Experience hath shewn, that even under the best forms of government those entrusted with power have, in time, and by slow operations, perverted it into tyranny. – Thomas Jefferson
As the IRS scandal continues to develop and the outrageous abuses become manifest in the public conscience, the calls for firings, prosecutions, and “house cleaning” will grow as well. Yet missing from this debate, as is the case every time one of these abuse of power scandals breaks out, is a serious discussion about the power itself.
Even if the president and Congress agreed today that the rot within the IRS culture was so deep and pervasive that every last IRS employee had to be fired and replaced, the abuses would continue and expand. And this is before the new powers granted to the IRS under Obamacare are even brought to bear.
Why? Because the abuse doesn’t follow from “a few bad apples," it flows from the system itself, which incentivises those acting within it to use the power they have. This was the greatest fear of the Founding Fathers. It is why we learned about checks and balances in high school civics (the federal education system still teaches civics, right? No? Well, if you’re old enough to have learned basic facts about the US government, you’ll remember that.)
As the Jefferson quote above illustrates, they understood that no man aught to have power over another so that he might pursue his own interest at the expense of his fellow. They believed in the system of negative rights, the rights of free people are the rights to be free from tyranny; the only legitimate functions of government are the defense of the life, liberty and property of its citizens.
They disseminated power between the legislative, executive, and judicial branches, but gave very little power to the federal government at all. The Constitution contains only 17 specific and unique powers to which the federal government is responsible. All other power is dispersed across a vast network of state and local governments and, as the Tenth Amendment so powerfully affirms, “To the People.”
American Constitutional Republicanism has lasted as long as it has because of a system of divested power that prevents any one agency or person from wielding enough of it to undermine the ultimate autonomy of individual citizens en masse.
But over time, power, like waves beating on even the hardest rocks, has eroded those barriers and flowed away from the people, the localities, the states and even the federal judicial and Congress to become centralized in an executive branch that would rightly horrify Thomas Jefferson; as it should horrify all of us.
Jefferson also wrote, “In questions of power, let no more be heard of confidence in man, but bind him down from mischief by the chains of the Constitution.”
President Thomas Jefferson (FILE)
Jefferson had a unique insight on human psychology. He understood that every man seeks to improve himself from moment to moment, to have more tomorrow than he has today. He understood that no system could change human nature and the effect of this rational interest seeking, aggregated over time, was to weaken those chains and lead some men to abuse others for his own ends. He understood that government was the mechanism and expression of the abuse that logically and inevitably follows from man's avarice.

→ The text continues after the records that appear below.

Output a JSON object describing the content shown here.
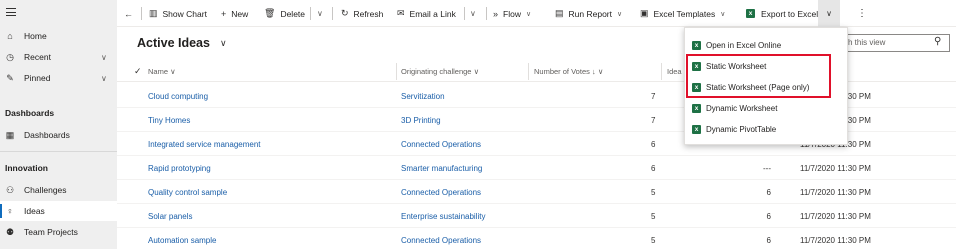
{
  "sidebar": {
    "items": [
      {
        "label": "Home",
        "icon": "home-icon"
      },
      {
        "label": "Recent",
        "icon": "clock-icon"
      },
      {
        "label": "Pinned",
        "icon": "pin-icon"
      }
    ],
    "sections": [
      {
        "title": "Dashboards",
        "items": [
          {
            "label": "Dashboards",
            "icon": "dashboard-icon"
          }
        ]
      },
      {
        "title": "Innovation",
        "items": [
          {
            "label": "Challenges",
            "icon": "challenges-icon"
          },
          {
            "label": "Ideas",
            "icon": "idea-icon"
          },
          {
            "label": "Team Projects",
            "icon": "team-icon"
          }
        ]
      }
    ]
  },
  "toolbar": {
    "show_chart": "Show Chart",
    "new": "New",
    "delete": "Delete",
    "refresh": "Refresh",
    "email_link": "Email a Link",
    "flow": "Flow",
    "run_report": "Run Report",
    "excel_templates": "Excel Templates",
    "export_excel": "Export to Excel"
  },
  "view": {
    "title": "Active Ideas",
    "search_placeholder": "ch this view"
  },
  "columns": {
    "name": "Name",
    "challenge": "Originating challenge",
    "votes": "Number of Votes",
    "score": "Idea S"
  },
  "rows": [
    {
      "name": "Cloud computing",
      "challenge": "Servitization",
      "votes": "7",
      "extra": "",
      "date": "11/7/2020 11:30 PM"
    },
    {
      "name": "Tiny Homes",
      "challenge": "3D Printing",
      "votes": "7",
      "extra": "",
      "date": "11/7/2020 11:30 PM"
    },
    {
      "name": "Integrated service management",
      "challenge": "Connected Operations",
      "votes": "6",
      "extra": "",
      "date": "11/7/2020 11:30 PM"
    },
    {
      "name": "Rapid prototyping",
      "challenge": "Smarter manufacturing",
      "votes": "6",
      "extra": "---",
      "date": "11/7/2020 11:30 PM"
    },
    {
      "name": "Quality control sample",
      "challenge": "Connected Operations",
      "votes": "5",
      "extra": "6",
      "date": "11/7/2020 11:30 PM"
    },
    {
      "name": "Solar panels",
      "challenge": "Enterprise sustainability",
      "votes": "5",
      "extra": "6",
      "date": "11/7/2020 11:30 PM"
    },
    {
      "name": "Automation sample",
      "challenge": "Connected Operations",
      "votes": "5",
      "extra": "6",
      "date": "11/7/2020 11:30 PM"
    }
  ],
  "export_menu": {
    "items": [
      "Open in Excel Online",
      "Static Worksheet",
      "Static Worksheet (Page only)",
      "Dynamic Worksheet",
      "Dynamic PivotTable"
    ]
  },
  "colors": {
    "accent": "#0f6cbd",
    "link": "#1a5ea8",
    "excel": "#1e7145",
    "highlight": "#e0102a"
  }
}
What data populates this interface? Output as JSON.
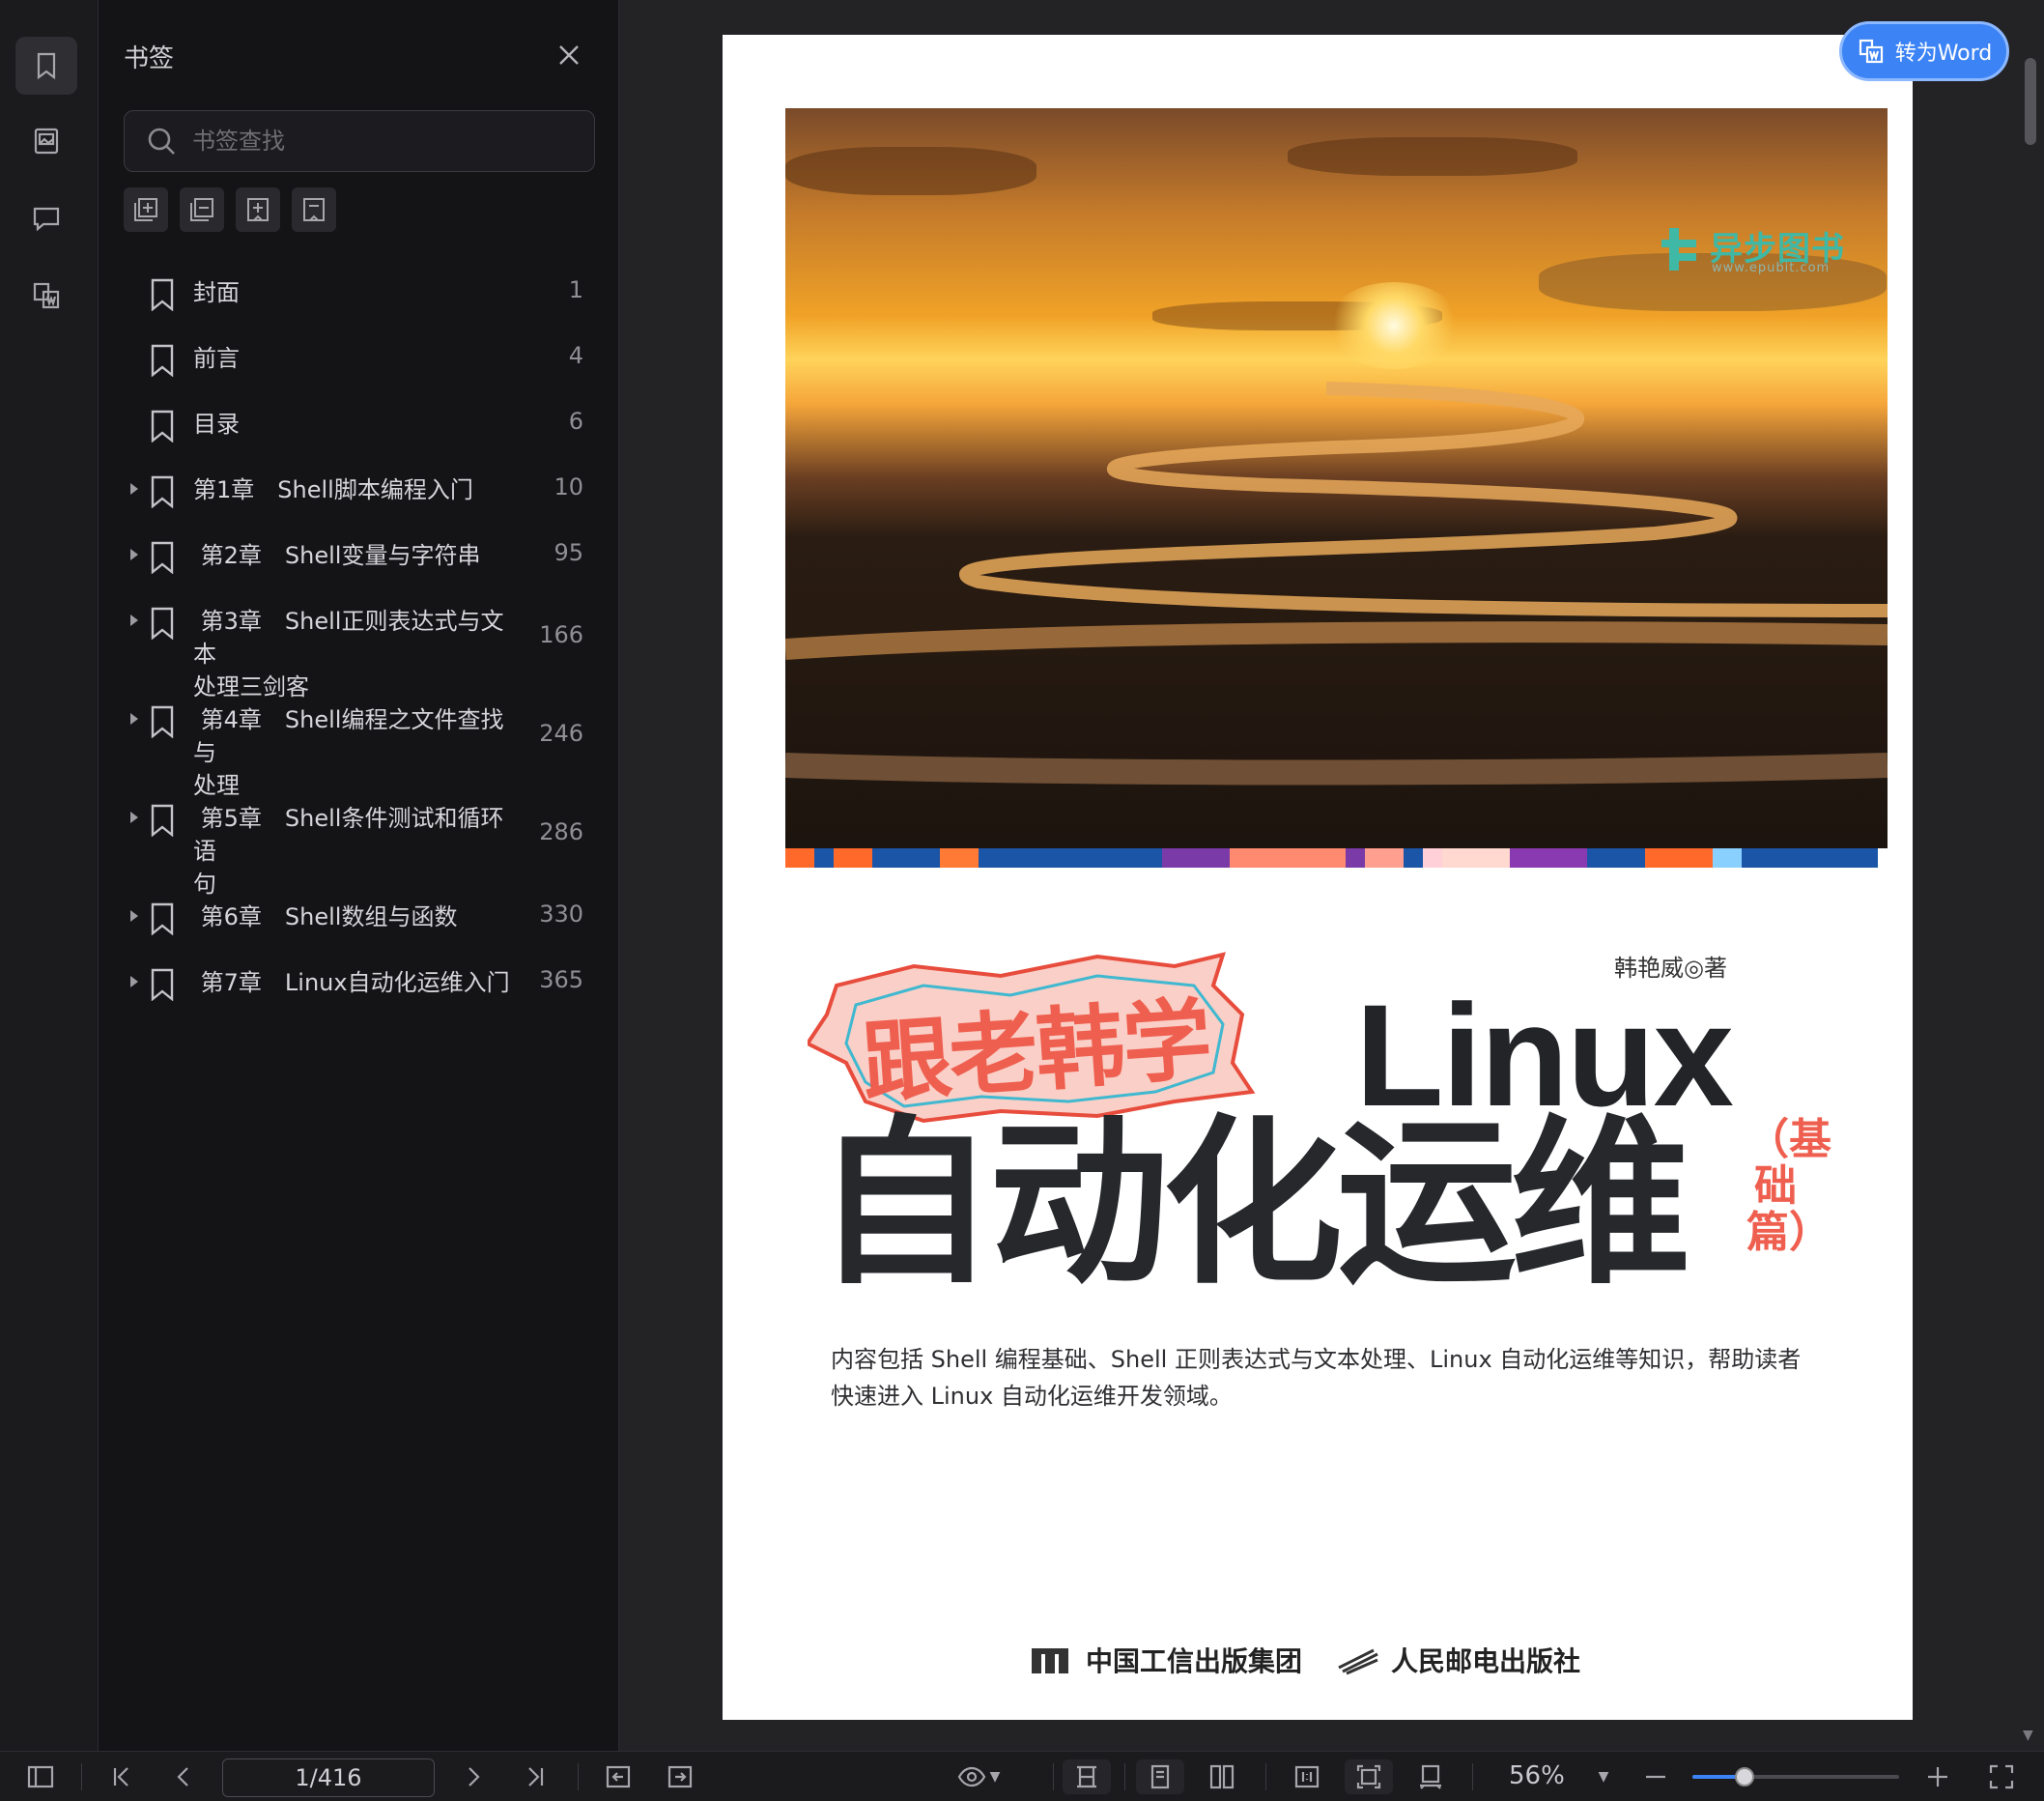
{
  "sidebar_panel": {
    "title": "书签",
    "search_placeholder": "书签查找",
    "bookmarks": [
      {
        "label": "封面",
        "page": "1",
        "expandable": false
      },
      {
        "label": "前言",
        "page": "4",
        "expandable": false
      },
      {
        "label": "目录",
        "page": "6",
        "expandable": false
      },
      {
        "label": "第1章　Shell脚本编程入门",
        "page": "10",
        "expandable": true
      },
      {
        "label": " 第2章　Shell变量与字符串",
        "page": "95",
        "expandable": true
      },
      {
        "label": " 第3章　Shell正则表达式与文本\n处理三剑客",
        "page": "166",
        "expandable": true
      },
      {
        "label": " 第4章　Shell编程之文件查找与\n处理",
        "page": "246",
        "expandable": true
      },
      {
        "label": " 第5章　Shell条件测试和循环语\n句",
        "page": "286",
        "expandable": true
      },
      {
        "label": " 第6章　Shell数组与函数",
        "page": "330",
        "expandable": true
      },
      {
        "label": " 第7章　Linux自动化运维入门",
        "page": "365",
        "expandable": true
      }
    ]
  },
  "toolbar": {
    "convert_button": "转为Word",
    "page_indicator": "1/416",
    "zoom": "56%",
    "zoom_fraction": 0.25
  },
  "cover": {
    "publisher_brand": "异步图书",
    "publisher_url": "www.epubit.com",
    "series_sticker": "跟老韩学",
    "title_en": "Linux",
    "title_zh": "自动化运维",
    "edition_tag": "（基础篇）",
    "author": "韩艳威◎著",
    "blurb": "内容包括 Shell 编程基础、Shell 正则表达式与文本处理、Linux 自动化运维等知识，帮助读者快速进入 Linux 自动化运维开发领域。",
    "press_group": "中国工信出版集团",
    "press_name": "人民邮电出版社"
  },
  "colors": {
    "accent": "#3c83f5",
    "title_red": "#ef5f4f",
    "brand_teal": "#3fb8a5",
    "panel_bg": "#141417"
  },
  "icons": [
    "bookmark-icon",
    "image-icon",
    "comment-icon",
    "convert-icon",
    "close-icon",
    "search-icon",
    "expand-all-icon",
    "collapse-all-icon",
    "add-bookmark-icon",
    "remove-bookmark-icon",
    "sidebar-toggle-icon",
    "first-page-icon",
    "prev-page-icon",
    "next-page-icon",
    "last-page-icon",
    "back-icon",
    "forward-icon",
    "eye-icon",
    "fit-page-icon",
    "single-page-icon",
    "double-page-icon",
    "actual-size-icon",
    "fit-width-icon",
    "rotate-icon",
    "zoom-out-icon",
    "zoom-in-icon",
    "fullscreen-icon"
  ]
}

Almost every one of us will find some part of the federal beast that we will defend. For the right, it is often the standing military with its wealth and freedom destroying adventurism; or fascist corporatism, to the left it is social welfare with its wealth and freedom destroying paternalism; or religious-like devotion to the goodness of the State and its figurehead, but we need to understand that whether it is the IRS, the Marines, or Medicare, we are all trading in our liberty for shackles by consent.
So when the heads of a few bureaucrats are offered up in mock sacrifice to an outraged public, let us all bear in mind that it is just a show, bread and circus, to distract from the growing threat of tyranny that will not pause in contemplation of its own inevitability.